Gallery Henoch is pleased to announce the exhibition of works by Janet Rickus. Fourteen engaging paintings will be on view from September 7 – 30, 2017. The opening reception is Thursday, September 7th, from 6 to 8pm. The event is free and open to the public.
In her second solo show at Gallery Henoch, Janet Rickus posits that color is form. Rickus commands the viewer’s attention in still-lifes that set vibrant arrangements of objects against muted gray backgrounds. She delivers a clarified world filled with carefully placed ceramic bowls, cups, pitchers and a variety of fruits & vegetables that are absent of excess ornaments.

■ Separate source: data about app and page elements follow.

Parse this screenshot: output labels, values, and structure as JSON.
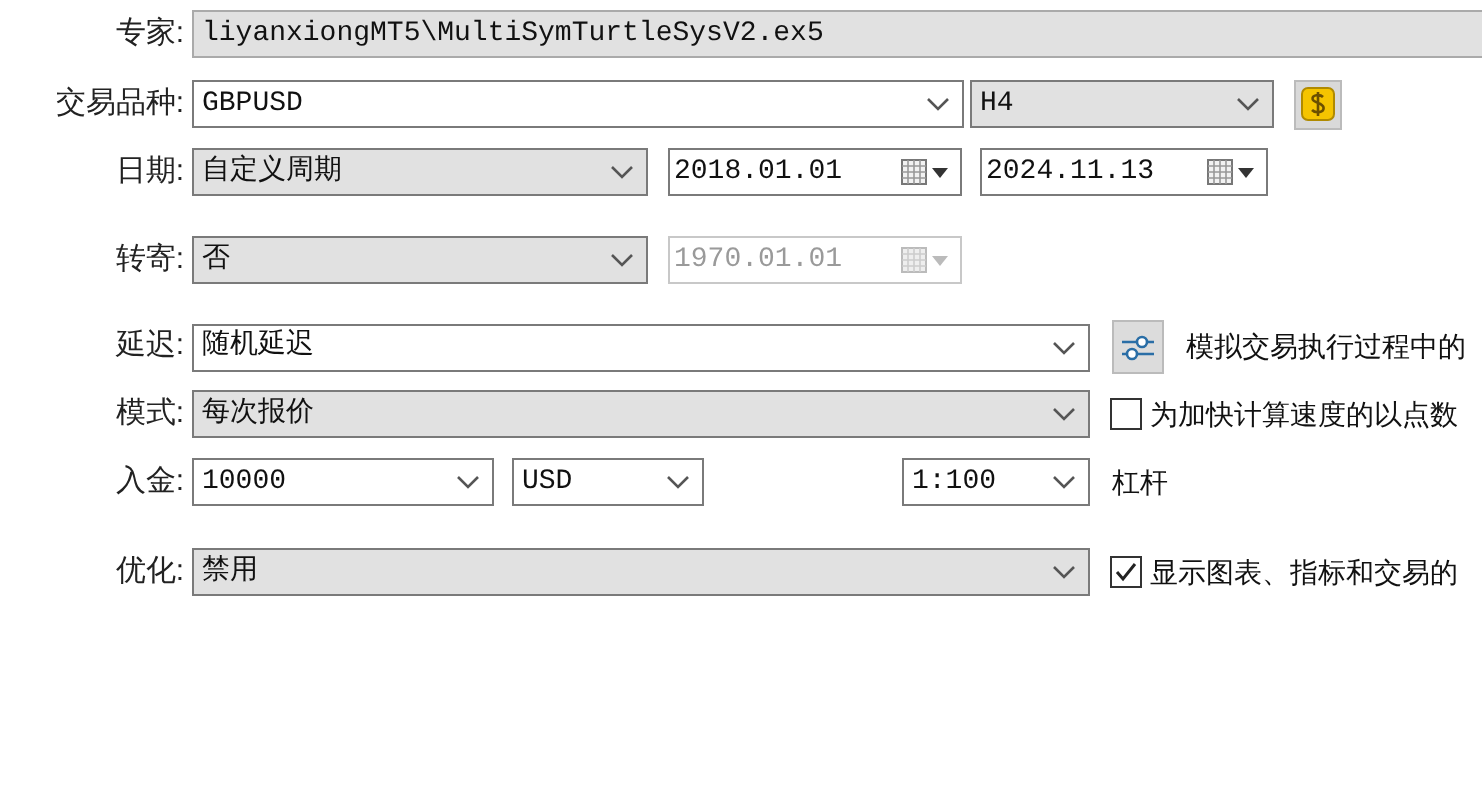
{
  "expert": {
    "label": "专家:",
    "value": "liyanxiongMT5\\MultiSymTurtleSysV2.ex5"
  },
  "symbol": {
    "label": "交易品种:",
    "value": "GBPUSD",
    "timeframe": "H4"
  },
  "date": {
    "label": "日期:",
    "mode": "自定义周期",
    "from": "2018.01.01",
    "to": "2024.11.13"
  },
  "forward": {
    "label": "转寄:",
    "mode": "否",
    "date": "1970.01.01",
    "date_disabled": true
  },
  "delay": {
    "label": "延迟:",
    "value": "随机延迟",
    "note": "模拟交易执行过程中的"
  },
  "modeling": {
    "label": "模式:",
    "value": "每次报价",
    "option": {
      "label": "为加快计算速度的以点数",
      "checked": false
    }
  },
  "deposit": {
    "label": "入金:",
    "value": "10000",
    "currency": "USD",
    "leverage": "1:100",
    "leverage_label": "杠杆"
  },
  "optimization": {
    "label": "优化:",
    "value": "禁用",
    "option": {
      "label": "显示图表、指标和交易的",
      "checked": true
    }
  }
}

Instead she emphasizes each color as a unique conduit for expression and form—be it a kelly green kettle, a cadmium hued lemon, or a royal blue coffee cup. The richness of her color helps isolate the forms, which are painted with crisp edges; consequently apples and vases reveal themselves as geometric shapes.

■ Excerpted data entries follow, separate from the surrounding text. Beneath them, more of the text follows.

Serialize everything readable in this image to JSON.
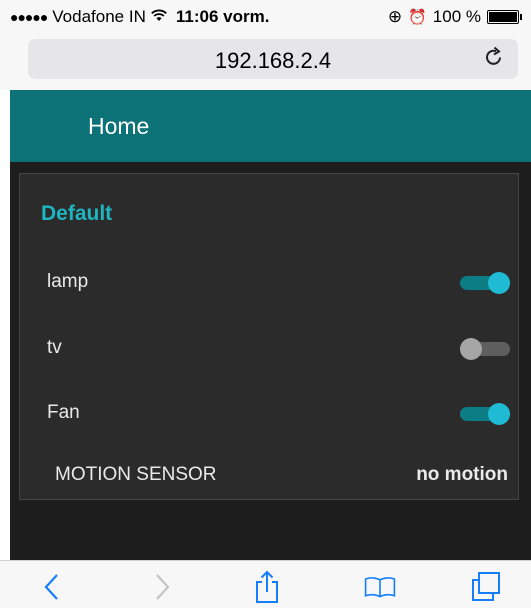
{
  "status_bar": {
    "signal": "●●●●●",
    "carrier": "Vodafone IN",
    "wifi_icon": "wifi-icon",
    "time": "11:06 vorm.",
    "lock_icon": "⊕",
    "alarm_icon": "⏰",
    "battery": "100 %"
  },
  "browser": {
    "url": "192.168.2.4",
    "reload_icon": "reload-icon"
  },
  "header": {
    "title": "Home"
  },
  "panel": {
    "title": "Default",
    "devices": [
      {
        "label": "lamp",
        "state": "on"
      },
      {
        "label": "tv",
        "state": "off"
      },
      {
        "label": "Fan",
        "state": "on"
      }
    ],
    "sensor": {
      "label": "MOTION SENSOR",
      "value": "no motion"
    }
  },
  "toolbar": {
    "icons": [
      "back-icon",
      "forward-icon",
      "share-icon",
      "bookmarks-icon",
      "tabs-icon"
    ]
  },
  "colors": {
    "header": "#0d7277",
    "accent": "#1eb4c0",
    "panel": "#2b2b2b",
    "background": "#1d1d1d",
    "ios_blue": "#147efb"
  }
}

Her vivid compositions evoke sensations of love, wit, and other entanglements through careful selection and positioning of items. In Flattery round fruits are paired by color beside a piece of cylindrically shaped pottery – a rotund lemon just touches a stout yellow bowl for example. Rickus excites the imagination by fashioning a simple juxtaposition and repeating the pattern throughout the painting. This allows narratives to cultivate: I am soft, you are hard; I am wide, you are round; I am dark, you are light; aren’t we an odd couple? Simultaneously, each object also appears to stand alone, as if asking the viewer to consider it on its own terms within the larger composition. This is by design—Rickus’s still-life arrangements are often inspired by human relationships. “The way I have things touch and overlap and lean in my paintings is something I get from the way people relate,” Rickus says in John A. Park’s profile of the painter for The Artist’s Magazine January 2016.

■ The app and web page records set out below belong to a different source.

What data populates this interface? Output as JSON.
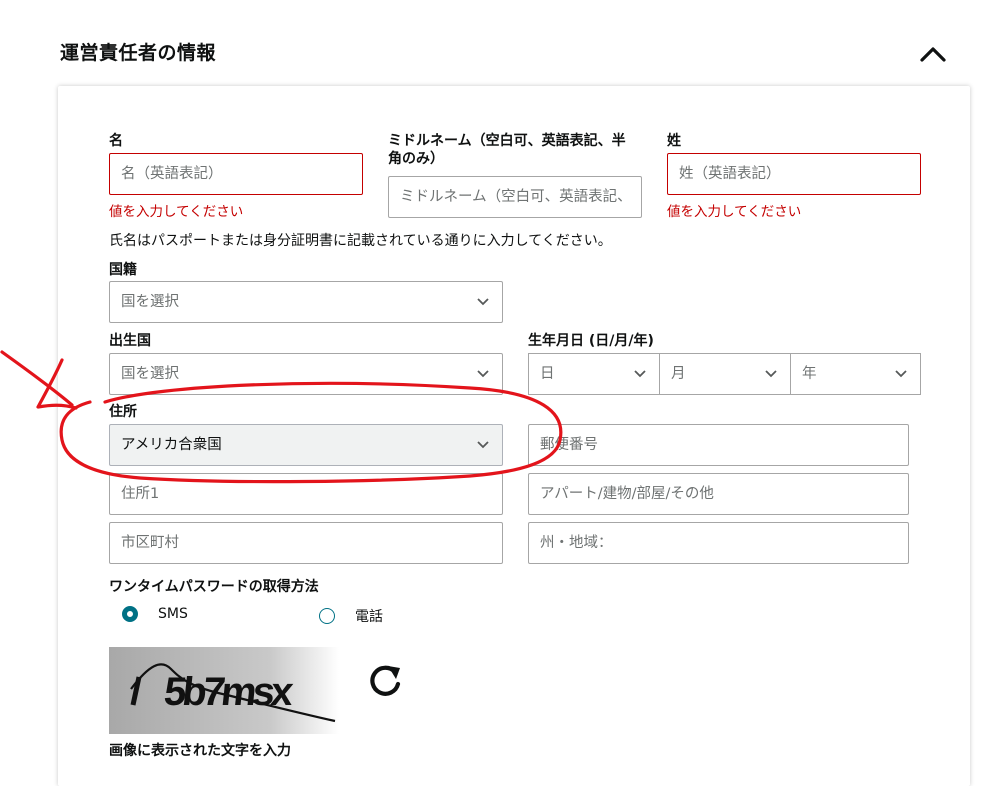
{
  "section": {
    "title": "運営責任者の情報"
  },
  "form": {
    "first_name": {
      "label": "名",
      "placeholder": "名（英語表記）",
      "error": "値を入力してください"
    },
    "middle_name": {
      "label": "ミドルネーム（空白可、英語表記、半角のみ）",
      "placeholder": "ミドルネーム（空白可、英語表記、半角のみ）"
    },
    "last_name": {
      "label": "姓",
      "placeholder": "姓（英語表記）",
      "error": "値を入力してください"
    },
    "name_note": "氏名はパスポートまたは身分証明書に記載されている通りに入力してください。",
    "nationality": {
      "label": "国籍",
      "value": "国を選択"
    },
    "birth_country": {
      "label": "出生国",
      "value": "国を選択"
    },
    "birth_date": {
      "label": "生年月日 (日/月/年)",
      "day": "日",
      "month": "月",
      "year": "年"
    },
    "address": {
      "label": "住所",
      "country": "アメリカ合衆国",
      "postal_placeholder": "郵便番号",
      "address1_placeholder": "住所1",
      "address2_placeholder": "アパート/建物/部屋/その他",
      "city_placeholder": "市区町村",
      "state_placeholder": "州・地域："
    },
    "otp": {
      "label": "ワンタイムパスワードの取得方法",
      "options": [
        {
          "label": "SMS",
          "selected": true
        },
        {
          "label": "電話",
          "selected": false
        }
      ]
    },
    "captcha": {
      "text": "5b7msx",
      "input_label": "画像に表示された文字を入力"
    }
  },
  "colors": {
    "accent": "#007185",
    "error": "#c40000",
    "annotation": "#e3141b"
  },
  "icons": {
    "collapse": "chevron-up-icon",
    "refresh": "refresh-icon",
    "select": "chevron-down-icon"
  }
}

Rickus, a native of Massachusetts, has been painting for more than 30 years. In 2006, Rickus was one of 11 state artists awarded a grant from the Massachusetts Cultural Council, which recognizes excellence in the arts and supports further development of their talents. Her paintings are represented in major public and private collections internationally.
An exhibition brochure is available.